**EXERCISE BRIEF:**
Reproduce the complete set of records, exactly as they appear.

**DATA UNDER STUDY:**
------------------------------------------------------------

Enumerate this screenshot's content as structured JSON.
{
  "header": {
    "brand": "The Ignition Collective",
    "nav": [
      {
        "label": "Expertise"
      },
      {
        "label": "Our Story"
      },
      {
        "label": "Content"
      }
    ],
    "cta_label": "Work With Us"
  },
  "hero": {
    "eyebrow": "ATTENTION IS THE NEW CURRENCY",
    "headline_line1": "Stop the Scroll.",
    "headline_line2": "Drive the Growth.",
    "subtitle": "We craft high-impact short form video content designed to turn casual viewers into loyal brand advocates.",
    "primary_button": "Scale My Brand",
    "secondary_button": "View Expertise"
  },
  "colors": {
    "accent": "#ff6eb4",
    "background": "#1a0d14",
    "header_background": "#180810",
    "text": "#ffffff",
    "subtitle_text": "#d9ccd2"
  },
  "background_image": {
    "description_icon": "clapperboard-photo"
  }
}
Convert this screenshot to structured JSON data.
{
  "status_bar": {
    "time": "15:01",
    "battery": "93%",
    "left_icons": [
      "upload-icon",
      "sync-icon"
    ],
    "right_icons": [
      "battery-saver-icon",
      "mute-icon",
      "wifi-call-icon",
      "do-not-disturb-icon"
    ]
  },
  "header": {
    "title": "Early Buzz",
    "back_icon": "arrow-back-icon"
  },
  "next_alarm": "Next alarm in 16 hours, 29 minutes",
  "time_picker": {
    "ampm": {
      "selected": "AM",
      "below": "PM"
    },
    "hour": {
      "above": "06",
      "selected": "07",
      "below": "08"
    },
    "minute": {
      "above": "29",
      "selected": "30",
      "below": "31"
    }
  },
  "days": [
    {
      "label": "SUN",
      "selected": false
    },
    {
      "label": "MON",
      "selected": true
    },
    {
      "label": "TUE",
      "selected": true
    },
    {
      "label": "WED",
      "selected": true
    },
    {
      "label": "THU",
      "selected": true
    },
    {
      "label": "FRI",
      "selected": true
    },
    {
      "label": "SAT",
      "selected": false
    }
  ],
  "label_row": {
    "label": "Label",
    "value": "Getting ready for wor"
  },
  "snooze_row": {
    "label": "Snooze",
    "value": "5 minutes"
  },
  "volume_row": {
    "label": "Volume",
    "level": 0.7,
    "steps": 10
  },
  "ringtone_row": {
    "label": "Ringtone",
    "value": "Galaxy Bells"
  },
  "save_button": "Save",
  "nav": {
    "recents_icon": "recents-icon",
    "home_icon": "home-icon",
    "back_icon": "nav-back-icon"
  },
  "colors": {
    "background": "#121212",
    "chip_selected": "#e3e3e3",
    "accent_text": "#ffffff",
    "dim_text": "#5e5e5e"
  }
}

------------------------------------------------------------

**SOLUTION TO THIS EXERCISE:**
Enumerate this screenshot's content as structured JSON.
{
  "header": {
    "brand": "The Ignition Collective",
    "nav": [
      {
        "label": "Expertise"
      },
      {
        "label": "Our Story"
      },
      {
        "label": "Content"
      }
    ],
    "cta_label": "Work With Us"
  },
  "hero": {
    "eyebrow": "ATTENTION IS THE NEW CURRENCY",
    "headline_line1": "Stop the Scroll.",
    "headline_line2": "Drive the Growth.",
    "subtitle": "We craft high-impact short form video content designed to turn casual viewers into loyal brand advocates.",
    "primary_button": "Scale My Brand",
    "secondary_button": "View Expertise"
  },
  "colors": {
    "accent": "#ff6eb4",
    "background": "#1a0d14",
    "header_background": "#180810",
    "text": "#ffffff",
    "subtitle_text": "#d9ccd2"
  },
  "background_image": {
    "description_icon": "clapperboard-photo"
  }
}
Convert this screenshot to structured JSON data.
{
  "status_bar": {
    "time": "15:01",
    "battery": "93%",
    "left_icons": [
      "upload-icon",
      "sync-icon"
    ],
    "right_icons": [
      "battery-saver-icon",
      "mute-icon",
      "wifi-call-icon",
      "do-not-disturb-icon"
    ]
  },
  "header": {
    "title": "Early Buzz",
    "back_icon": "arrow-back-icon"
  },
  "next_alarm": "Next alarm in 16 hours, 29 minutes",
  "time_picker": {
    "ampm": {
      "selected": "AM",
      "below": "PM"
    },
    "hour": {
      "above": "06",
      "selected": "07",
      "below": "08"
    },
    "minute": {
      "above": "29",
      "selected": "30",
      "below": "31"
    }
  },
  "days": [
    {
      "label": "SUN",
      "selected": false
    },
    {
      "label": "MON",
      "selected": true
    },
    {
      "label": "TUE",
      "selected": true
    },
    {
      "label": "WED",
      "selected": true
    },
    {
      "label": "THU",
      "selected": true
    },
    {
      "label": "FRI",
      "selected": true
    },
    {
      "label": "SAT",
      "selected": false
    }
  ],
  "label_row": {
    "label": "Label",
    "value": "Getting ready for wor"
  },
  "snooze_row": {
    "label": "Snooze",
    "value": "5 minutes"
  },
  "volume_row": {
    "label": "Volume",
    "level": 0.7,
    "steps": 10
  },
  "ringtone_row": {
    "label": "Ringtone",
    "value": "Galaxy Bells"
  },
  "save_button": "Save",
  "nav": {
    "recents_icon": "recents-icon",
    "home_icon": "home-icon",
    "back_icon": "nav-back-icon"
  },
  "colors": {
    "background": "#121212",
    "chip_selected": "#e3e3e3",
    "accent_text": "#ffffff",
    "dim_text": "#5e5e5e"
  }
}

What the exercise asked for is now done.